Greening North Avenue
Our view: Baltimore should take advantage of a federally funded upgrade of the corridor to expand the city’s tree canopy
North Avenue was once a lovely tree-lined boulevard that marked the northern limit of Baltimore City. Yet the passage of time has not been kind to the historic thoroughfare, which has long needed an upgrade.
That’s why we welcome the announcement that the U.S. Transportation Department will help fund a $27 million makeover of the corridor next year that includes repaving the road and adding dedicated bus and bike lanes along its five-mile length. The changes aim to increase local residents’ access to employment and essential services and improve the quality of life in nearby neighborhoods.
But the improvements to North Avenue have the potential to be far more than just a much-needed transit project aimed at spurring economic development. They also represent an opportunity for the city to expand the network of new green spaces that are being planned to replace the area’s dilapidated and vacant properties, and to plant hundreds of new trees alongside the refurbished route. Trees make any city more beautiful and more livable, and Baltimore should jump at the chance to use the combination of federal, state and local funds that have come together around the transit project to enlarge the leafy green canopy that acts as the city’s lungs and air conditioner.
The North Avenue makeover includes some $8.9 million for “streetscaping” projects intended to beautify properties along the roadway. Baltimore City arborist Erik Dihle says he will work with city planning director Thomas Stosur and federal and state officials to flesh out a detailed plan for increasing the size of Baltimore’s tree canopy — the proportion of the city shaded by trees — as part of the avenue’s transformation. Mr. Dihle also plans to work with longtime advocacy groups like TreeBaltimore, a public-private partnership whose volunteers plant hundreds of trees annually, as well as with local environmental activists, community organizations and neighborhood associations from the surrounding area, all of whom he hopes will be closely involved in the planning process.
The federal and state funding for North Avenue’s restoration comes on the heels of Mayor Stephanie Rawlings-Blake’s announcement last month that the city has created its own “Green Network Plan” to create new parks, community gardens and urban trails in some of Baltimore’s most blighted neighborhoods. There’s obviously the potential for synergy between two projects whose aims — creating new green spaces that will make the city a more attractive place to live and work — coincide so closely. The trick will be to coordinate the city’s efforts to maximize their benefits for local residents.

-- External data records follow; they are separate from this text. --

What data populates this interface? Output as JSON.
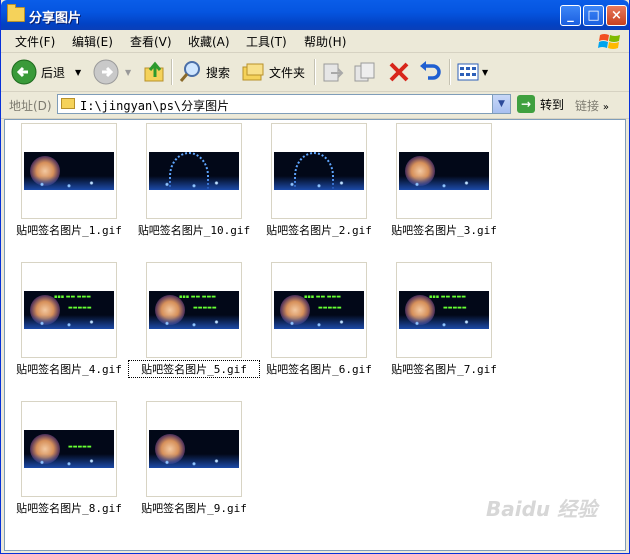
{
  "window": {
    "title": "分享图片"
  },
  "title_buttons": {
    "minimize": "_",
    "maximize": "□",
    "close": "×"
  },
  "menu": [
    "文件(F)",
    "编辑(E)",
    "查看(V)",
    "收藏(A)",
    "工具(T)",
    "帮助(H)"
  ],
  "toolbar": {
    "back_label": "后退",
    "search_label": "搜索",
    "folders_label": "文件夹"
  },
  "address": {
    "label": "地址(D)",
    "path": "I:\\jingyan\\ps\\分享图片",
    "go_label": "转到",
    "links_label": "链接"
  },
  "files": [
    {
      "name": "贴吧签名图片_1.gif",
      "variant": "face"
    },
    {
      "name": "贴吧签名图片_10.gif",
      "variant": "arc"
    },
    {
      "name": "贴吧签名图片_2.gif",
      "variant": "arc"
    },
    {
      "name": "贴吧签名图片_3.gif",
      "variant": "face"
    },
    {
      "name": "贴吧签名图片_4.gif",
      "variant": "text"
    },
    {
      "name": "贴吧签名图片_5.gif",
      "variant": "text",
      "selected": true
    },
    {
      "name": "贴吧签名图片_6.gif",
      "variant": "text"
    },
    {
      "name": "贴吧签名图片_7.gif",
      "variant": "text"
    },
    {
      "name": "贴吧签名图片_8.gif",
      "variant": "text2"
    },
    {
      "name": "贴吧签名图片_9.gif",
      "variant": "face"
    }
  ],
  "watermark": "Baidu 经验"
}
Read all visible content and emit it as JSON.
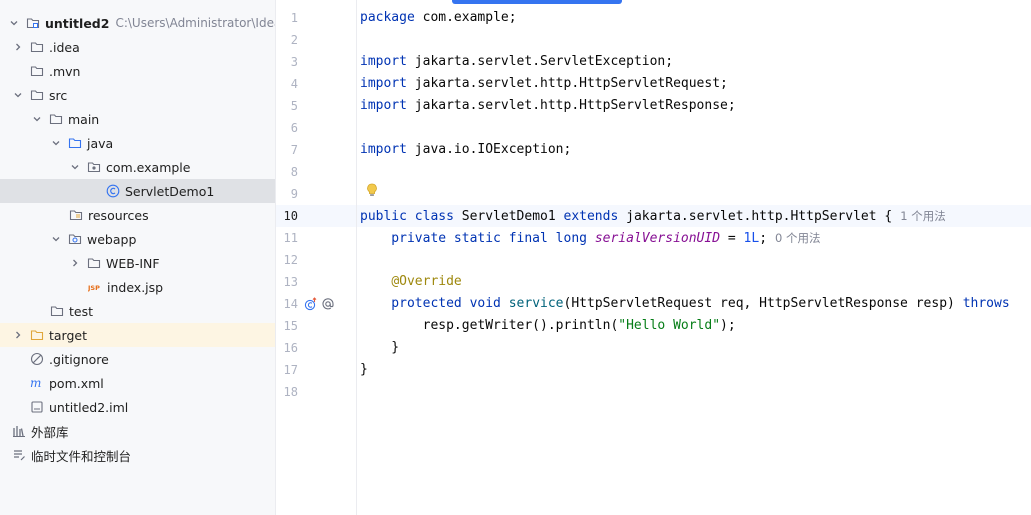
{
  "project": {
    "name": "untitled2",
    "path": "C:\\Users\\Administrator\\IdeaPro"
  },
  "tree": [
    {
      "label": "untitled2",
      "extra": "C:\\Users\\Administrator\\IdeaPro",
      "icon": "project-folder-icon",
      "chevron": "down",
      "depth": 0
    },
    {
      "label": ".idea",
      "icon": "folder-icon",
      "chevron": "right",
      "depth": 1
    },
    {
      "label": ".mvn",
      "icon": "folder-icon",
      "chevron": "none",
      "depth": 1
    },
    {
      "label": "src",
      "icon": "folder-icon",
      "chevron": "down",
      "depth": 1
    },
    {
      "label": "main",
      "icon": "folder-icon",
      "chevron": "down",
      "depth": 2
    },
    {
      "label": "java",
      "icon": "source-folder-icon",
      "chevron": "down",
      "depth": 3
    },
    {
      "label": "com.example",
      "icon": "package-icon",
      "chevron": "down",
      "depth": 4
    },
    {
      "label": "ServletDemo1",
      "icon": "class-icon",
      "chevron": "none",
      "depth": 5
    },
    {
      "label": "resources",
      "icon": "resources-folder-icon",
      "chevron": "none",
      "depth": 3
    },
    {
      "label": "webapp",
      "icon": "web-folder-icon",
      "chevron": "down",
      "depth": 3
    },
    {
      "label": "WEB-INF",
      "icon": "folder-icon",
      "chevron": "right",
      "depth": 4
    },
    {
      "label": "index.jsp",
      "icon": "jsp-icon",
      "chevron": "none",
      "depth": 4
    },
    {
      "label": "test",
      "icon": "folder-icon",
      "chevron": "none",
      "depth": 2
    },
    {
      "label": "target",
      "icon": "excluded-folder-icon",
      "chevron": "right",
      "depth": 1
    },
    {
      "label": ".gitignore",
      "icon": "ignore-icon",
      "chevron": "none",
      "depth": 1
    },
    {
      "label": "pom.xml",
      "icon": "maven-icon",
      "chevron": "none",
      "depth": 1
    },
    {
      "label": "untitled2.iml",
      "icon": "module-file-icon",
      "chevron": "none",
      "depth": 1
    },
    {
      "label": "外部库",
      "icon": "library-icon",
      "chevron": "none",
      "depth": 0
    },
    {
      "label": "临时文件和控制台",
      "icon": "scratches-icon",
      "chevron": "none",
      "depth": 0
    }
  ],
  "editor": {
    "current_line": "10",
    "line_numbers": [
      "1",
      "2",
      "3",
      "4",
      "5",
      "6",
      "7",
      "8",
      "9",
      "10",
      "11",
      "12",
      "13",
      "14",
      "15",
      "16",
      "17",
      "18"
    ],
    "code": {
      "l1": [
        "package",
        " com.example;"
      ],
      "l3": [
        "import",
        " jakarta.servlet.ServletException;"
      ],
      "l4": [
        "import",
        " jakarta.servlet.http.HttpServletRequest;"
      ],
      "l5": [
        "import",
        " jakarta.servlet.http.HttpServletResponse;"
      ],
      "l7": [
        "import",
        " java.io.IOException;"
      ],
      "l10": [
        "public class",
        " ServletDemo1 ",
        "extends",
        " jakarta.servlet.http.HttpServlet {",
        "1 个用法"
      ],
      "l11": [
        "    private static final long ",
        "serialVersionUID",
        " = ",
        "1L",
        ";",
        "0 个用法"
      ],
      "l13": [
        "    ",
        "@Override"
      ],
      "l14": [
        "    protected void ",
        "service",
        "(HttpServletRequest req, HttpServletResponse resp) ",
        "throws"
      ],
      "l15": [
        "        resp.getWriter().println(",
        "\"Hello World\"",
        ");"
      ],
      "l16": [
        "    }"
      ],
      "l17": [
        "}"
      ]
    }
  },
  "colors": {
    "keyword": "#0033b3",
    "annotation": "#9e880d",
    "field": "#871094",
    "number": "#1750eb",
    "string": "#067d17",
    "method": "#00627a",
    "accent": "#3574f0"
  }
}
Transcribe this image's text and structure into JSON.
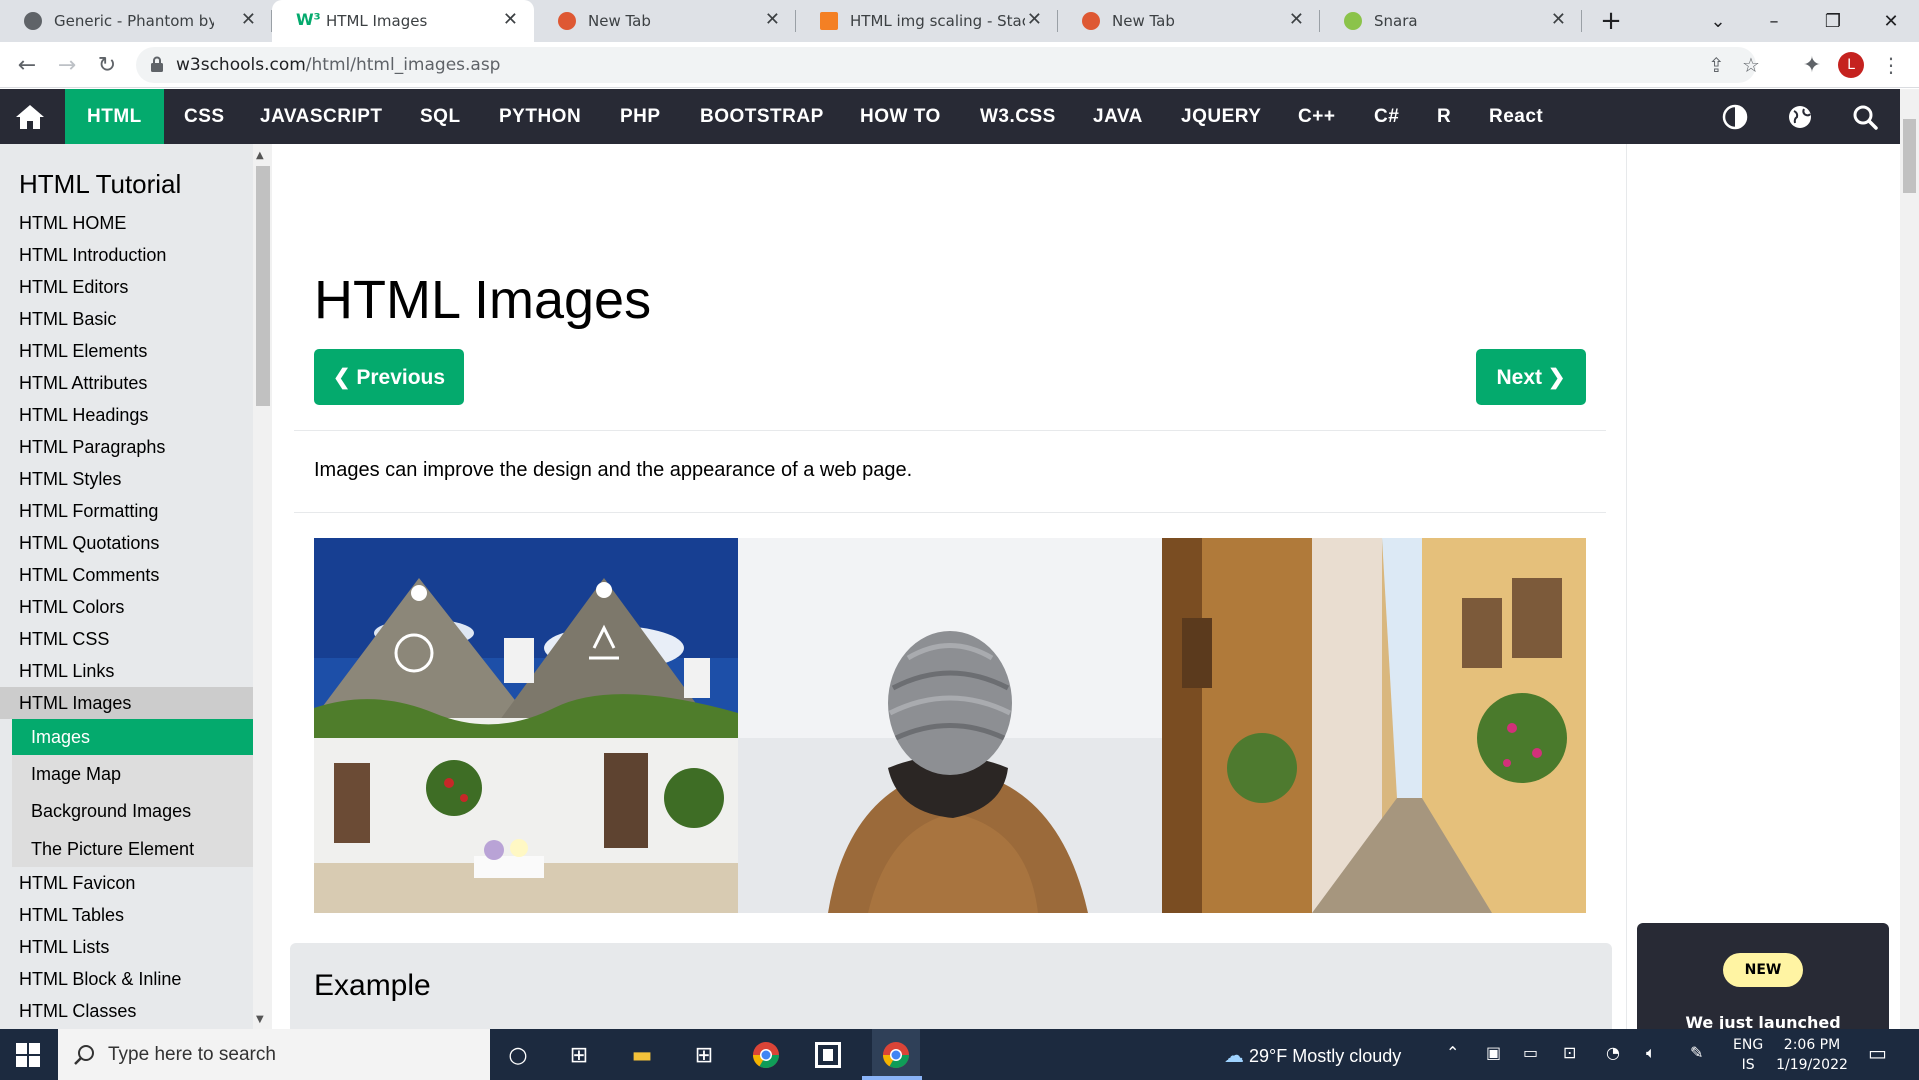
{
  "browser": {
    "tabs": [
      {
        "title": "Generic - Phantom by HTML",
        "favicon": "phantom-icon",
        "color": "#5f6368"
      },
      {
        "title": "HTML Images",
        "favicon": "w3schools-icon",
        "color": "#04aa6d"
      },
      {
        "title": "New Tab",
        "favicon": "duckduckgo-icon",
        "color": "#de5833"
      },
      {
        "title": "HTML img scaling - Stack O",
        "favicon": "stackoverflow-icon",
        "color": "#f48024"
      },
      {
        "title": "New Tab",
        "favicon": "duckduckgo-icon",
        "color": "#de5833"
      },
      {
        "title": "Snara",
        "favicon": "snara-icon",
        "color": "#8bc34a"
      }
    ],
    "url_host": "w3schools.com",
    "url_path": "/html/html_images.asp",
    "profile_initial": "L"
  },
  "topnav": {
    "items": [
      "HTML",
      "CSS",
      "JAVASCRIPT",
      "SQL",
      "PYTHON",
      "PHP",
      "BOOTSTRAP",
      "HOW TO",
      "W3.CSS",
      "JAVA",
      "JQUERY",
      "C++",
      "C#",
      "R",
      "React"
    ],
    "active": "HTML"
  },
  "sidebar": {
    "title": "HTML Tutorial",
    "links": [
      "HTML HOME",
      "HTML Introduction",
      "HTML Editors",
      "HTML Basic",
      "HTML Elements",
      "HTML Attributes",
      "HTML Headings",
      "HTML Paragraphs",
      "HTML Styles",
      "HTML Formatting",
      "HTML Quotations",
      "HTML Comments",
      "HTML Colors",
      "HTML CSS",
      "HTML Links",
      "HTML Images"
    ],
    "sub_links": [
      "Images",
      "Image Map",
      "Background Images",
      "The Picture Element"
    ],
    "links_after": [
      "HTML Favicon",
      "HTML Tables",
      "HTML Lists",
      "HTML Block & Inline",
      "HTML Classes"
    ]
  },
  "main": {
    "title": "HTML Images",
    "prev_label": "❮ Previous",
    "next_label": "Next ❯",
    "intro": "Images can improve the design and the appearance of a web page.",
    "example_heading": "Example"
  },
  "promo": {
    "badge": "NEW",
    "text": "We just launched"
  },
  "taskbar": {
    "search_placeholder": "Type here to search",
    "weather": "29°F  Mostly cloudy",
    "lang_top": "ENG",
    "lang_bottom": "IS",
    "time": "2:06 PM",
    "date": "1/19/2022"
  },
  "colors": {
    "accent": "#04aa6d",
    "nav_bg": "#282a35",
    "sidebar_bg": "#e7e9eb"
  }
}
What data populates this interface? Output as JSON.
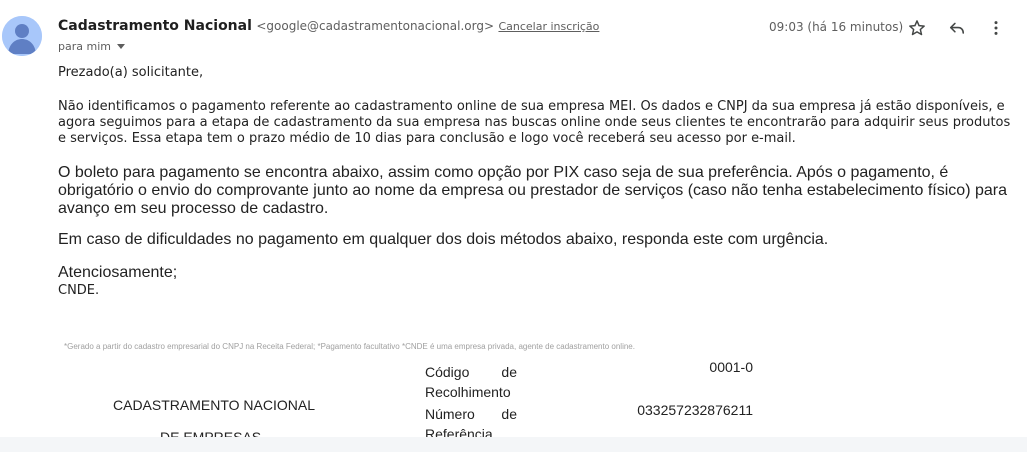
{
  "email": {
    "sender": {
      "name": "Cadastramento Nacional",
      "address": "<google@cadastramentonacional.org>",
      "unsubscribe_label": "Cancelar inscrição"
    },
    "recipient_label": "para mim",
    "time": "09:03 (há 16 minutos)",
    "actions": {
      "star": "star-icon",
      "reply": "reply-icon",
      "more": "more-vert-icon"
    },
    "body": {
      "greeting": "Prezado(a) solicitante,",
      "paragraph_1": "Não identificamos o pagamento referente ao cadastramento online de sua empresa MEI. Os dados e CNPJ da sua empresa já estão disponíveis, e agora seguimos para a etapa de cadastramento da sua empresa nas buscas online onde seus clientes te encontrarão para adquirir seus produtos e serviços. Essa etapa tem o prazo médio de 10 dias para conclusão e logo você receberá seu acesso por e-mail.",
      "paragraph_2": "O boleto para pagamento se encontra abaixo, assim como opção por PIX caso seja de sua preferência. Após o pagamento, é obrigatório o envio do comprovante junto ao nome da empresa ou prestador de serviços (caso não tenha estabelecimento físico) para avanço em seu processo de cadastro.",
      "paragraph_3": "Em caso de dificuldades no pagamento em qualquer dos dois métodos abaixo, responda este com urgência.",
      "closing": "Atenciosamente;",
      "signature": "CNDE."
    },
    "boleto": {
      "footnote": "*Gerado a partir do cadastro empresarial do CNPJ na Receita Federal; *Pagamento facultativo *CNDE é uma empresa privada, agente de cadastramento online.",
      "company_line_1": "CADASTRAMENTO NACIONAL",
      "company_line_2": "DE EMPRESAS",
      "fields": [
        {
          "label_1": "Código de",
          "label_2": "Recolhimento",
          "value": "0001-0"
        },
        {
          "label_1": "Número de",
          "label_2": "Referência",
          "value": "033257232876211"
        }
      ]
    }
  },
  "colors": {
    "avatar_bg": "#a8c7fa",
    "avatar_fg": "#5f7fc4",
    "muted_text": "#5e5e5e",
    "body_text": "#222222"
  }
}
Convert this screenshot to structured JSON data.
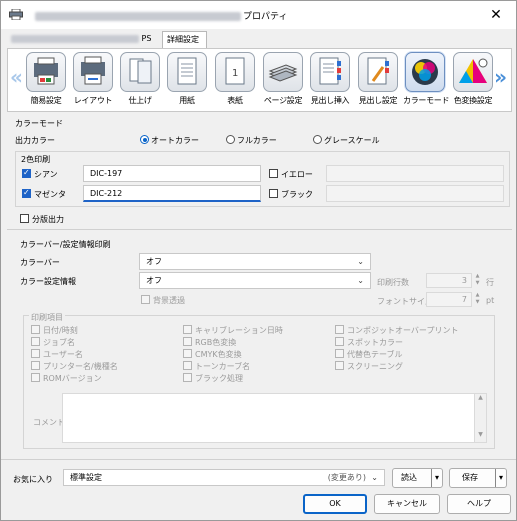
{
  "window": {
    "title_suffix": "プロパティ",
    "close_glyph": "✕"
  },
  "tabs": {
    "ps_label": "PS",
    "advanced_label": "詳細設定"
  },
  "icon_bar": {
    "prev_glyph": "«",
    "next_glyph": "»",
    "items": [
      {
        "label": "簡易設定",
        "icon": "quick-setup-icon"
      },
      {
        "label": "レイアウト",
        "icon": "layout-icon"
      },
      {
        "label": "仕上げ",
        "icon": "finishing-icon"
      },
      {
        "label": "用紙",
        "icon": "paper-icon"
      },
      {
        "label": "表紙",
        "icon": "cover-icon"
      },
      {
        "label": "ページ設定",
        "icon": "page-setting-icon"
      },
      {
        "label": "見出し挿入",
        "icon": "tab-insert-icon"
      },
      {
        "label": "見出し設定",
        "icon": "tab-setting-icon"
      },
      {
        "label": "カラーモード",
        "icon": "color-mode-icon"
      },
      {
        "label": "色変換設定",
        "icon": "color-conversion-icon"
      }
    ]
  },
  "color_mode": {
    "section_label": "カラーモード",
    "output_label": "出力カラー",
    "options": [
      "オートカラー",
      "フルカラー",
      "グレースケール"
    ],
    "selected": "オートカラー"
  },
  "two_color": {
    "label": "2色印刷",
    "cyan": {
      "label": "シアン",
      "value": "DIC-197",
      "checked": true
    },
    "magenta": {
      "label": "マゼンタ",
      "value": "DIC-212",
      "checked": true
    },
    "yellow": {
      "label": "イエロー",
      "value": "",
      "checked": false
    },
    "black": {
      "label": "ブラック",
      "value": "",
      "checked": false
    }
  },
  "separation": {
    "label": "分版出力",
    "checked": false
  },
  "color_bar": {
    "section_label": "カラーバー/設定情報印刷",
    "bar_label": "カラーバー",
    "bar_value": "オフ",
    "info_label": "カラー設定情報",
    "info_value": "オフ",
    "print_lines_label": "印刷行数",
    "print_lines_value": "3",
    "print_lines_unit": "行",
    "font_size_label": "フォントサイズ",
    "font_size_value": "7",
    "font_size_unit": "pt",
    "transparent_bg_label": "背景透過"
  },
  "print_items": {
    "label": "印刷項目",
    "col1": [
      "日付/時刻",
      "ジョブ名",
      "ユーザー名",
      "プリンター名/機種名",
      "ROMバージョン"
    ],
    "col2": [
      "キャリブレーション日時",
      "RGB色変換",
      "CMYK色変換",
      "トーンカーブ名",
      "ブラック処理"
    ],
    "col3": [
      "コンポジットオーバープリント",
      "スポットカラー",
      "代替色テーブル",
      "スクリーニング"
    ],
    "comment_label": "コメント"
  },
  "favorites": {
    "label": "お気に入り",
    "value": "標準設定",
    "changed_tag": "(変更あり)",
    "load_label": "読込",
    "save_label": "保存"
  },
  "footer": {
    "ok": "OK",
    "cancel": "キャンセル",
    "help": "ヘルプ"
  },
  "colors": {
    "accent": "#0a64c8",
    "checkbox": "#1e63c7"
  }
}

North Avenue, which connects East and West Baltimore, is the second-most-traveled bus route in the city and one that has a long and storied history that needs to be preserved. Mr. Dihle says his office will plant as many new trees there as possible to fulfill the city’s greening goals and that the North Avenue restoration, despite still being in the planning stages, looks to be one of the most exciting urban reclamation projects to come along in years. It represents a once-in-a-generation opportunity to transform communities and the lives of local residents in a still vital part of the city through innovative thinking and collaborative problem-solving, and Baltimore must seize it.